“A sophisticated computer-security attack” on the University of Maryland on Tuesday gave hackers access to more than 300,000 records of students, faculty and staff members, and others who have been issued university IDs on two of the system’s campuses since 1998.
According to a letter by Wallace D. Loh, the system’s president, experts are trying “to determine how our sophisticated, multilayered security defenses were bypassed,” and a criminal investigation is under way.
Brian D. Voss, the university’s vice president for information technology, told The Washington Post that the attackers got into the database, “made a Xerox of it, and took off.”
The hackers “picked through several locks to get to this data,” he said, suggesting they had a “very significant understanding” of how the database was constructed and safe-guarded.
The records, which concern people connected with the university’s College Park and Shady Grove campuses, contain names, birth dates, and Social Security numbers. Like many colleges and other institutions that have been the victims of hacker attacks, the university is offering a year of free credit monitoring to the people affected.
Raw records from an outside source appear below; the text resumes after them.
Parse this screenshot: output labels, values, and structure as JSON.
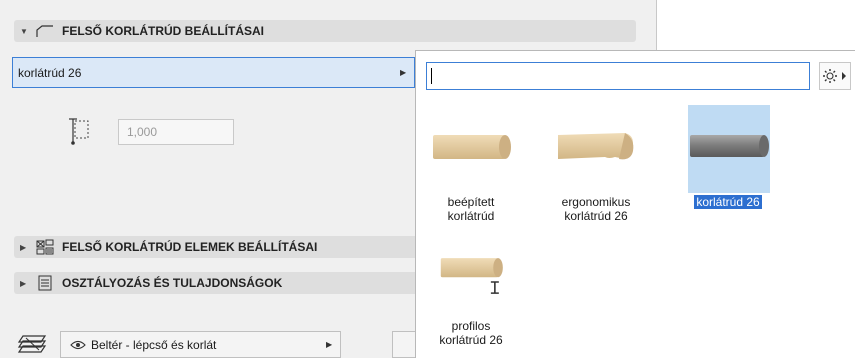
{
  "sections": {
    "top_rail": {
      "title": "FELSŐ KORLÁTRÚD BEÁLLÍTÁSAI",
      "expanded": true,
      "icon": "rail-profile-icon"
    },
    "elements": {
      "title": "FELSŐ KORLÁTRÚD ELEMEK BEÁLLÍTÁSAI",
      "expanded": false,
      "icon": "rail-elements-icon"
    },
    "classification": {
      "title": "OSZTÁLYOZÁS ÉS TULAJDONSÁGOK",
      "expanded": false,
      "icon": "properties-icon"
    }
  },
  "profile_selector": {
    "value": "korlátrúd 26"
  },
  "offset_field": {
    "value": "1,000"
  },
  "layer_selector": {
    "value": "Beltér - lépcső és korlát",
    "icon": "eye-icon"
  },
  "popup": {
    "search": {
      "value": ""
    },
    "settings_icon": "gear-icon",
    "items": [
      {
        "line1": "beépített",
        "line2": "korlátrúd",
        "selected": false,
        "profile": "round-wood"
      },
      {
        "line1": "ergonomikus",
        "line2": "korlátrúd 26",
        "selected": false,
        "profile": "ergonomic-wood"
      },
      {
        "line1": "korlátrúd 26",
        "line2": "",
        "selected": true,
        "profile": "steel-tube"
      },
      {
        "line1": "profilos",
        "line2": "korlátrúd 26",
        "selected": false,
        "profile": "custom-wood"
      }
    ]
  },
  "colors": {
    "accent": "#3c7fd6",
    "selection": "#2d6fd0",
    "wood": "#e6cfa6",
    "steel": "#8a8a8a"
  }
}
“We recently doubled the number of our IT security engineers and analysts,” President Loh wrote in his letter. “We also doubled our investment in top-end security tools. Obviously, we need to do more and better, and we will.”Return to Top